Section: Scientific Foundations
Hardware Arithmetic
A given computing application may be implemented using different technologies, with a large range of tradeoffs between the various aspects of performance, unit cost, and nonrecurring costs (including development effort).

A software implementation, targeting offtheshelf microprocessors, is easy to develop and reproduce, but will not always provide the best performance.

For cost or performance reasons, some applications will be implemented as application specific integrated circuits (ASICs). An ASIC provides the best possible performance and may have a very low unit cost, at the expense of a very high development cost.

An intermediate approach is the use of reconfigurable circuits, or fieldprogrammable gate arrays (FPGAs).
In each case, the computation is broken down into elementary operations, executed by elementary hardware elements, or arithmetic operators . In the software approach, the operators used are those provided by the microprocessor. In the ASIC or FPGA approaches, these operators have to be built by the designer, or taken from libraries. Our goals include studying operators for inclusion in microprocessors and developing hardware libraries for ASICs or FPGAs.
Operators under study. Research is active on algorithms for the following operations:

Basic operations (addition, subtraction, multiplication), and their variations (multiplication and accumulation, multiplication or division by constants, etc.);

Algebraic functions (division, inverse, and square root, and in general, powering to an integer, and polynomials);

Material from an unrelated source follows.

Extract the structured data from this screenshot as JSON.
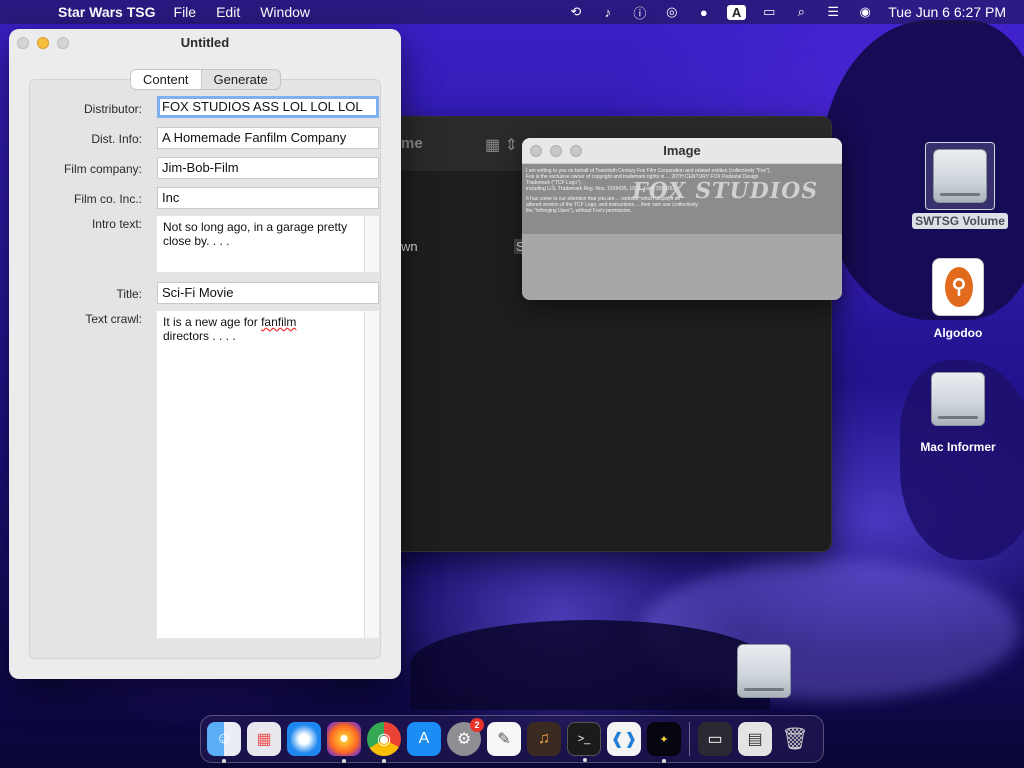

Elementary functions (sine, cosine, exponential, etc.);

Combinations of the previous operations (norm, for instance).
A hardware implementation may lead to better performance than a software implementation for two main reasons: parallelism and specialization. The second factor, from the arithmetic point of view, means that specific data types and specific operators, which would require costly emulation on a processor, may be used. For example, some cryptography applications are based on modular arithmetic and bit permutations, for which efficient specific operators can be designed. Other examples include standard representations with nonstandard sizes, and specific operations such as multiplication by constants.
Hardwareoriented algorithms. Many algorithms are available for the implementation of elementary operators (see for instance [5] ). For example, there are two classes of division algorithms: digitrecurrence and function iteration. The choice of an algorithm for the implementation of an operation depends on, and sometimes imposes, the choice of a number representation. Besides, there are usually technological constraints such as the area and power budget, and the available lowlevel libraries.
The choice of the number systems used for the intermediate results is crucial. For example, a redundant system, in which a number may have several encodings, will allow for more design freedom and more parallelism, hence faster designs. However, the hardware cost can be higher. As another example, the power consumption of a circuit depends, among other parameters, on its activity, which in turn depends on the distribution of the values of the inputs, hence again on the number system.
Alternatives exist at many levels in this algorithm exploration. For instance, an intermediate result may be either computed, or recovered from a precomputed table.
Parameter exploration. Once an algorithm is chosen, optimizing its implementation for area, delay, accuracy, or energy consumption is the next challenge. The best solution depends on the requirements of the application and on the target technology. Parameters which may vary include the radix of the number representations, the granularity of the iterations (between many simple iterations, or fewer coarser ones), the internal accuracies used, the size of the tables (see [2] for an illustration), etc.
The parameter space quickly becomes huge, and the expertise of the designer has to be automated. Indeed, we do not design operators, but operator generators , programs that take a specification and some constraints as input, and output a synthesizable description of an operator.